» DATASET ENTRIES:
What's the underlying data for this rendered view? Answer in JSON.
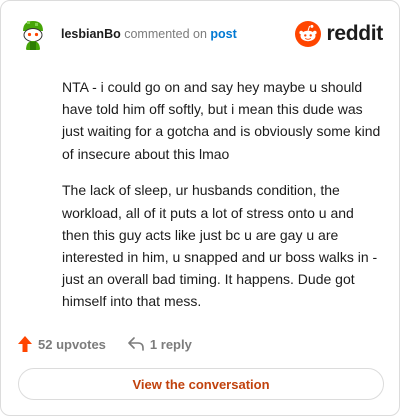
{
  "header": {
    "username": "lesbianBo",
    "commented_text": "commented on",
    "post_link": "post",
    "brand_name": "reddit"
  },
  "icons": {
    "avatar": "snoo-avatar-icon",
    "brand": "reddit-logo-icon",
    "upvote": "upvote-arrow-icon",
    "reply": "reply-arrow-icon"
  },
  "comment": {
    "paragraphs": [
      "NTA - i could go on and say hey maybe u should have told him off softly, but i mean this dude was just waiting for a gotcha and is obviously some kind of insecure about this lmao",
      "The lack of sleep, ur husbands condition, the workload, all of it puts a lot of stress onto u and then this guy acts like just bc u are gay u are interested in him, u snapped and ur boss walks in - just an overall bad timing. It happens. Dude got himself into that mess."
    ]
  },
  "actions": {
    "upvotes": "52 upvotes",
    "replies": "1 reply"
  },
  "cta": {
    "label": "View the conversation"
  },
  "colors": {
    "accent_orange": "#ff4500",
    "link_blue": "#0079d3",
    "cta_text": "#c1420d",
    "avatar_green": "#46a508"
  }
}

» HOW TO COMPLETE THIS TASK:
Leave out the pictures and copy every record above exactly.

» YOUR RESPONSE:
What's the underlying data for this rendered view? Answer in JSON.
{
  "header": {
    "username": "lesbianBo",
    "commented_text": "commented on",
    "post_link": "post",
    "brand_name": "reddit"
  },
  "icons": {
    "avatar": "snoo-avatar-icon",
    "brand": "reddit-logo-icon",
    "upvote": "upvote-arrow-icon",
    "reply": "reply-arrow-icon"
  },
  "comment": {
    "paragraphs": [
      "NTA - i could go on and say hey maybe u should have told him off softly, but i mean this dude was just waiting for a gotcha and is obviously some kind of insecure about this lmao",
      "The lack of sleep, ur husbands condition, the workload, all of it puts a lot of stress onto u and then this guy acts like just bc u are gay u are interested in him, u snapped and ur boss walks in - just an overall bad timing. It happens. Dude got himself into that mess."
    ]
  },
  "actions": {
    "upvotes": "52 upvotes",
    "replies": "1 reply"
  },
  "cta": {
    "label": "View the conversation"
  },
  "colors": {
    "accent_orange": "#ff4500",
    "link_blue": "#0079d3",
    "cta_text": "#c1420d",
    "avatar_green": "#46a508"
  }
}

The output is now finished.